Entries taken from a collection
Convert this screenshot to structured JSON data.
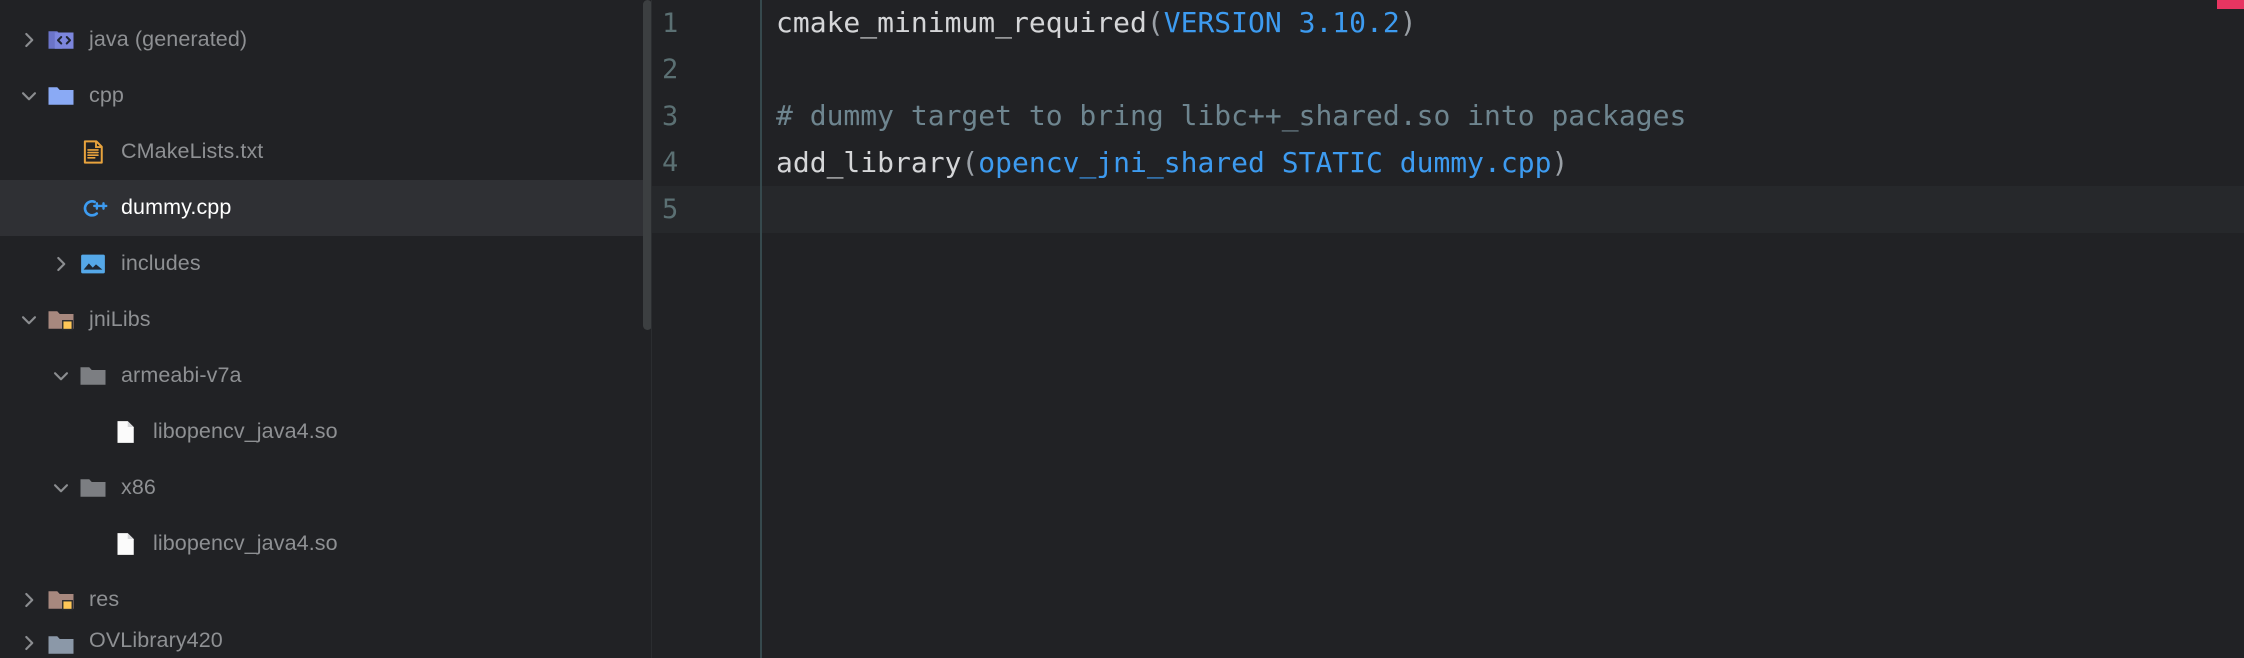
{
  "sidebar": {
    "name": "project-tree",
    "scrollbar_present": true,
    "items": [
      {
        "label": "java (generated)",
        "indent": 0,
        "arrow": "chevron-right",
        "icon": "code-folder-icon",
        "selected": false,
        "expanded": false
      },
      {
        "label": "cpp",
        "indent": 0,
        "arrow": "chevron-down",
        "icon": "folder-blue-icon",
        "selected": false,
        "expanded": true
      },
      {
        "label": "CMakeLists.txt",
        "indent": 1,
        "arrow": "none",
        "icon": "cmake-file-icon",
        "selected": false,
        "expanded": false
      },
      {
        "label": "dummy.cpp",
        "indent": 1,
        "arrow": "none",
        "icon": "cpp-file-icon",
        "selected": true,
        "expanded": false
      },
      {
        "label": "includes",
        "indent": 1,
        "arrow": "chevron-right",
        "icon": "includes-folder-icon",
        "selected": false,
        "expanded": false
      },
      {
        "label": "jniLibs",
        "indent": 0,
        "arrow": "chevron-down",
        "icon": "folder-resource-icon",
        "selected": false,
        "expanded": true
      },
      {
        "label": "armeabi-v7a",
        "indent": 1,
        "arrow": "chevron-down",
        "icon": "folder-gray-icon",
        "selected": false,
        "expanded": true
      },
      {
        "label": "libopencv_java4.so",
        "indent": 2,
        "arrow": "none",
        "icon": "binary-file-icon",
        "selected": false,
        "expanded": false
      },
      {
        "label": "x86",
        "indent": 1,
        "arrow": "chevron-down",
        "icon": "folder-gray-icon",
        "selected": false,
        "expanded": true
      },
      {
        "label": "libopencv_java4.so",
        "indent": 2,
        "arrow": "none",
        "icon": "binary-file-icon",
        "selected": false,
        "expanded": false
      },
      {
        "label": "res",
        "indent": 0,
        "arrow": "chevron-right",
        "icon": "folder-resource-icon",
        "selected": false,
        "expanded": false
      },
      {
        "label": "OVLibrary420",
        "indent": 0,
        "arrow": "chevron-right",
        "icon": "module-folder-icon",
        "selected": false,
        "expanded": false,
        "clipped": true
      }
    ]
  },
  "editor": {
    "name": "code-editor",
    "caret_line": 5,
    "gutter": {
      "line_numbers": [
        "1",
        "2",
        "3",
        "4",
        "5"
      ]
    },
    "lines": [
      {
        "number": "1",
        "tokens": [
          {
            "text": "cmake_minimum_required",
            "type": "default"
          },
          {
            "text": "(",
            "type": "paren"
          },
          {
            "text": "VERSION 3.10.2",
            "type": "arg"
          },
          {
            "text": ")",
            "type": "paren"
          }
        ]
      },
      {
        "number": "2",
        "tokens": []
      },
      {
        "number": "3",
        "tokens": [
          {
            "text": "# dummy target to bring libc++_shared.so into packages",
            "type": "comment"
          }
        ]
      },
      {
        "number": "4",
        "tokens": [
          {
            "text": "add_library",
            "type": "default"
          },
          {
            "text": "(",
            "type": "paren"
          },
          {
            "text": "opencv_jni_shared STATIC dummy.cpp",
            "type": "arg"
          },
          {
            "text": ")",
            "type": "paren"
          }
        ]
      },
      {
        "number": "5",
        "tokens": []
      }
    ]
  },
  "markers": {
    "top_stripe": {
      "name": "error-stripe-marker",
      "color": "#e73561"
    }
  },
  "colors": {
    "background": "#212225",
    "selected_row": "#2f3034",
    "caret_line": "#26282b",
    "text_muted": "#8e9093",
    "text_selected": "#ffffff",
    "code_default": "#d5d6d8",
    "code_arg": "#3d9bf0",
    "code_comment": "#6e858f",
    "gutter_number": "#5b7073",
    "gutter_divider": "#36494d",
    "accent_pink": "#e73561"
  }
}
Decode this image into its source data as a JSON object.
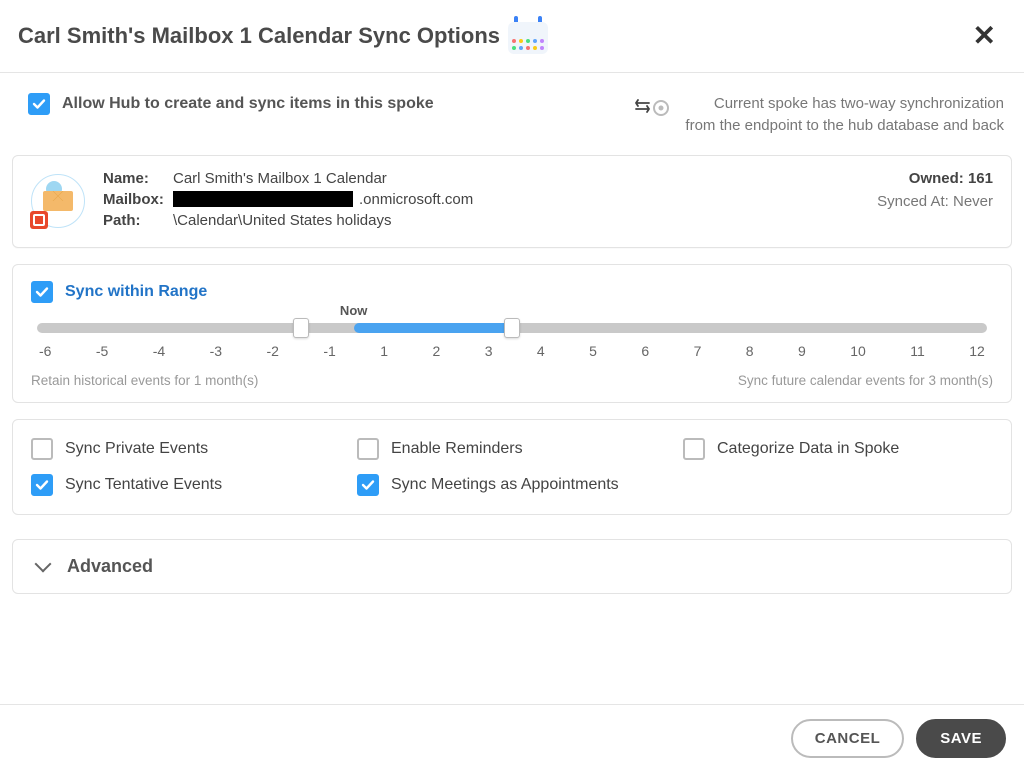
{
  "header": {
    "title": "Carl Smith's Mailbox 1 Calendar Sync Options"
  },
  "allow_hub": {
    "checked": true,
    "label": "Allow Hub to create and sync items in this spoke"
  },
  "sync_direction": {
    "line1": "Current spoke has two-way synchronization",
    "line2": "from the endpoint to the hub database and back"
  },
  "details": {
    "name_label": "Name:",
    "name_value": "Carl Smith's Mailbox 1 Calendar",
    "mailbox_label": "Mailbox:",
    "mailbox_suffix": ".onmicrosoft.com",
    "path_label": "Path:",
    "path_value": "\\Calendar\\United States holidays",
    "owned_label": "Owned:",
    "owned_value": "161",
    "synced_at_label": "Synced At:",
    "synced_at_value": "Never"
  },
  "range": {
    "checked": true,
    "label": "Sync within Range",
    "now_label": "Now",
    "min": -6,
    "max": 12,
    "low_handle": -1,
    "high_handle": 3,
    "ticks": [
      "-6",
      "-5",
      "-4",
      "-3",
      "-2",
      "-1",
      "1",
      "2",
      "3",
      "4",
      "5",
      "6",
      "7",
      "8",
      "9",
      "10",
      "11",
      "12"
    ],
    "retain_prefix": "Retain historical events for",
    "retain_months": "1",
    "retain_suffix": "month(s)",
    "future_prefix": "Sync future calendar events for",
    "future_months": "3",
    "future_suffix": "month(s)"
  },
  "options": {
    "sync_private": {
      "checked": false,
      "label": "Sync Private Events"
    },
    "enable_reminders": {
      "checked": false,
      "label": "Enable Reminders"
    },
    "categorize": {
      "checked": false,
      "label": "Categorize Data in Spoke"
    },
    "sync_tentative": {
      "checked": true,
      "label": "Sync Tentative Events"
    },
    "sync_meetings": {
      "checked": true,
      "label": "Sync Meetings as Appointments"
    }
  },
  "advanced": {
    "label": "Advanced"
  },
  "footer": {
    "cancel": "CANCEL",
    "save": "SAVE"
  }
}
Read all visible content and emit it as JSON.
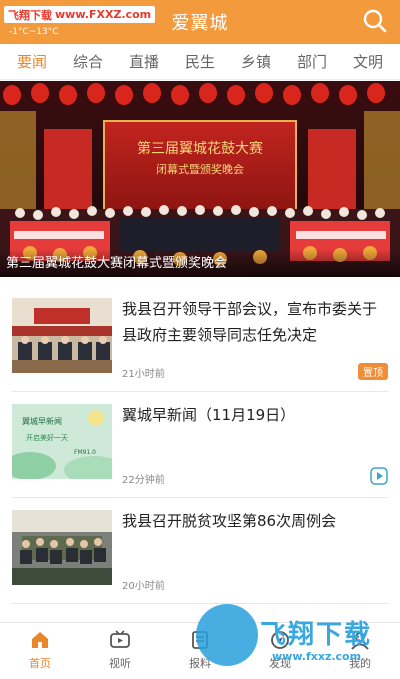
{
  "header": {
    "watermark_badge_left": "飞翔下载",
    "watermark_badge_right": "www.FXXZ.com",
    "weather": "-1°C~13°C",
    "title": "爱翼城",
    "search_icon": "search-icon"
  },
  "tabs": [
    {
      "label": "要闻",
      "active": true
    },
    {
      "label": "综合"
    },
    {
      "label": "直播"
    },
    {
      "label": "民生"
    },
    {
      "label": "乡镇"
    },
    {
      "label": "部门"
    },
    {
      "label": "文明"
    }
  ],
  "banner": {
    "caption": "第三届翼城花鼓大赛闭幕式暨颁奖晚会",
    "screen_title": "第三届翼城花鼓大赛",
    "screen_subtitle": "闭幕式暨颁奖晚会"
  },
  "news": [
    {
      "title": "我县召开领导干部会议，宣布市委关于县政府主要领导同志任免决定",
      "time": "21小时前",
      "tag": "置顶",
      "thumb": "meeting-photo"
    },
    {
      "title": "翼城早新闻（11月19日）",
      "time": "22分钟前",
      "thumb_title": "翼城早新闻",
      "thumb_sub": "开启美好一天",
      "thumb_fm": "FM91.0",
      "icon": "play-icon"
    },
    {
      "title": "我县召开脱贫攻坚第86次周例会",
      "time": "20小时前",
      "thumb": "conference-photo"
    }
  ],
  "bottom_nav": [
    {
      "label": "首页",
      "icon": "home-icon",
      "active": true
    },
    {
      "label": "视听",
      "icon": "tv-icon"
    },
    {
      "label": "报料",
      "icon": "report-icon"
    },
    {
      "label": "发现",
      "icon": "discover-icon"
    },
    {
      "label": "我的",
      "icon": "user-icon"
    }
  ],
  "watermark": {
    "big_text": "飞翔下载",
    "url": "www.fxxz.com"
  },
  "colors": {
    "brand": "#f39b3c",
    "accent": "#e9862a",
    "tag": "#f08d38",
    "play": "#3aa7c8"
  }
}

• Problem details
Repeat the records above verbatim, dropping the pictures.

• Result of the exercise
Convert this screenshot to structured JSON data.
{
  "sidebar": {
    "name": "project-tree",
    "scrollbar_present": true,
    "items": [
      {
        "label": "java (generated)",
        "indent": 0,
        "arrow": "chevron-right",
        "icon": "code-folder-icon",
        "selected": false,
        "expanded": false
      },
      {
        "label": "cpp",
        "indent": 0,
        "arrow": "chevron-down",
        "icon": "folder-blue-icon",
        "selected": false,
        "expanded": true
      },
      {
        "label": "CMakeLists.txt",
        "indent": 1,
        "arrow": "none",
        "icon": "cmake-file-icon",
        "selected": false,
        "expanded": false
      },
      {
        "label": "dummy.cpp",
        "indent": 1,
        "arrow": "none",
        "icon": "cpp-file-icon",
        "selected": true,
        "expanded": false
      },
      {
        "label": "includes",
        "indent": 1,
        "arrow": "chevron-right",
        "icon": "includes-folder-icon",
        "selected": false,
        "expanded": false
      },
      {
        "label": "jniLibs",
        "indent": 0,
        "arrow": "chevron-down",
        "icon": "folder-resource-icon",
        "selected": false,
        "expanded": true
      },
      {
        "label": "armeabi-v7a",
        "indent": 1,
        "arrow": "chevron-down",
        "icon": "folder-gray-icon",
        "selected": false,
        "expanded": true
      },
      {
        "label": "libopencv_java4.so",
        "indent": 2,
        "arrow": "none",
        "icon": "binary-file-icon",
        "selected": false,
        "expanded": false
      },
      {
        "label": "x86",
        "indent": 1,
        "arrow": "chevron-down",
        "icon": "folder-gray-icon",
        "selected": false,
        "expanded": true
      },
      {
        "label": "libopencv_java4.so",
        "indent": 2,
        "arrow": "none",
        "icon": "binary-file-icon",
        "selected": false,
        "expanded": false
      },
      {
        "label": "res",
        "indent": 0,
        "arrow": "chevron-right",
        "icon": "folder-resource-icon",
        "selected": false,
        "expanded": false
      },
      {
        "label": "OVLibrary420",
        "indent": 0,
        "arrow": "chevron-right",
        "icon": "module-folder-icon",
        "selected": false,
        "expanded": false,
        "clipped": true
      }
    ]
  },
  "editor": {
    "name": "code-editor",
    "caret_line": 5,
    "gutter": {
      "line_numbers": [
        "1",
        "2",
        "3",
        "4",
        "5"
      ]
    },
    "lines": [
      {
        "number": "1",
        "tokens": [
          {
            "text": "cmake_minimum_required",
            "type": "default"
          },
          {
            "text": "(",
            "type": "paren"
          },
          {
            "text": "VERSION 3.10.2",
            "type": "arg"
          },
          {
            "text": ")",
            "type": "paren"
          }
        ]
      },
      {
        "number": "2",
        "tokens": []
      },
      {
        "number": "3",
        "tokens": [
          {
            "text": "# dummy target to bring libc++_shared.so into packages",
            "type": "comment"
          }
        ]
      },
      {
        "number": "4",
        "tokens": [
          {
            "text": "add_library",
            "type": "default"
          },
          {
            "text": "(",
            "type": "paren"
          },
          {
            "text": "opencv_jni_shared STATIC dummy.cpp",
            "type": "arg"
          },
          {
            "text": ")",
            "type": "paren"
          }
        ]
      },
      {
        "number": "5",
        "tokens": []
      }
    ]
  },
  "markers": {
    "top_stripe": {
      "name": "error-stripe-marker",
      "color": "#e73561"
    }
  },
  "colors": {
    "background": "#212225",
    "selected_row": "#2f3034",
    "caret_line": "#26282b",
    "text_muted": "#8e9093",
    "text_selected": "#ffffff",
    "code_default": "#d5d6d8",
    "code_arg": "#3d9bf0",
    "code_comment": "#6e858f",
    "gutter_number": "#5b7073",
    "gutter_divider": "#36494d",
    "accent_pink": "#e73561"
  }
}
Decode this image into its source data as a JSON object.
{
  "header": {
    "title": "Carl Smith's Mailbox 1 Calendar Sync Options"
  },
  "allow_hub": {
    "checked": true,
    "label": "Allow Hub to create and sync items in this spoke"
  },
  "sync_direction": {
    "line1": "Current spoke has two-way synchronization",
    "line2": "from the endpoint to the hub database and back"
  },
  "details": {
    "name_label": "Name:",
    "name_value": "Carl Smith's Mailbox 1 Calendar",
    "mailbox_label": "Mailbox:",
    "mailbox_suffix": ".onmicrosoft.com",
    "path_label": "Path:",
    "path_value": "\\Calendar\\United States holidays",
    "owned_label": "Owned:",
    "owned_value": "161",
    "synced_at_label": "Synced At:",
    "synced_at_value": "Never"
  },
  "range": {
    "checked": true,
    "label": "Sync within Range",
    "now_label": "Now",
    "min": -6,
    "max": 12,
    "low_handle": -1,
    "high_handle": 3,
    "ticks": [
      "-6",
      "-5",
      "-4",
      "-3",
      "-2",
      "-1",
      "1",
      "2",
      "3",
      "4",
      "5",
      "6",
      "7",
      "8",
      "9",
      "10",
      "11",
      "12"
    ],
    "retain_prefix": "Retain historical events for",
    "retain_months": "1",
    "retain_suffix": "month(s)",
    "future_prefix": "Sync future calendar events for",
    "future_months": "3",
    "future_suffix": "month(s)"
  },
  "options": {
    "sync_private": {
      "checked": false,
      "label": "Sync Private Events"
    },
    "enable_reminders": {
      "checked": false,
      "label": "Enable Reminders"
    },
    "categorize": {
      "checked": false,
      "label": "Categorize Data in Spoke"
    },
    "sync_tentative": {
      "checked": true,
      "label": "Sync Tentative Events"
    },
    "sync_meetings": {
      "checked": true,
      "label": "Sync Meetings as Appointments"
    }
  },
  "advanced": {
    "label": "Advanced"
  },
  "footer": {
    "cancel": "CANCEL",
    "save": "SAVE"
  }
}
Read all visible content and emit it as JSON.
{
  "header": {
    "watermark_badge_left": "飞翔下载",
    "watermark_badge_right": "www.FXXZ.com",
    "weather": "-1°C~13°C",
    "title": "爱翼城",
    "search_icon": "search-icon"
  },
  "tabs": [
    {
      "label": "要闻",
      "active": true
    },
    {
      "label": "综合"
    },
    {
      "label": "直播"
    },
    {
      "label": "民生"
    },
    {
      "label": "乡镇"
    },
    {
      "label": "部门"
    },
    {
      "label": "文明"
    }
  ],
  "banner": {
    "caption": "第三届翼城花鼓大赛闭幕式暨颁奖晚会",
    "screen_title": "第三届翼城花鼓大赛",
    "screen_subtitle": "闭幕式暨颁奖晚会"
  },
  "news": [
    {
      "title": "我县召开领导干部会议，宣布市委关于县政府主要领导同志任免决定",
      "time": "21小时前",
      "tag": "置顶",
      "thumb": "meeting-photo"
    },
    {
      "title": "翼城早新闻（11月19日）",
      "time": "22分钟前",
      "thumb_title": "翼城早新闻",
      "thumb_sub": "开启美好一天",
      "thumb_fm": "FM91.0",
      "icon": "play-icon"
    },
    {
      "title": "我县召开脱贫攻坚第86次周例会",
      "time": "20小时前",
      "thumb": "conference-photo"
    }
  ],
  "bottom_nav": [
    {
      "label": "首页",
      "icon": "home-icon",
      "active": true
    },
    {
      "label": "视听",
      "icon": "tv-icon"
    },
    {
      "label": "报料",
      "icon": "report-icon"
    },
    {
      "label": "发现",
      "icon": "discover-icon"
    },
    {
      "label": "我的",
      "icon": "user-icon"
    }
  ],
  "watermark": {
    "big_text": "飞翔下载",
    "url": "www.fxxz.com"
  },
  "colors": {
    "brand": "#f39b3c",
    "accent": "#e9862a",
    "tag": "#f08d38",
    "play": "#3aa7c8"
  }
}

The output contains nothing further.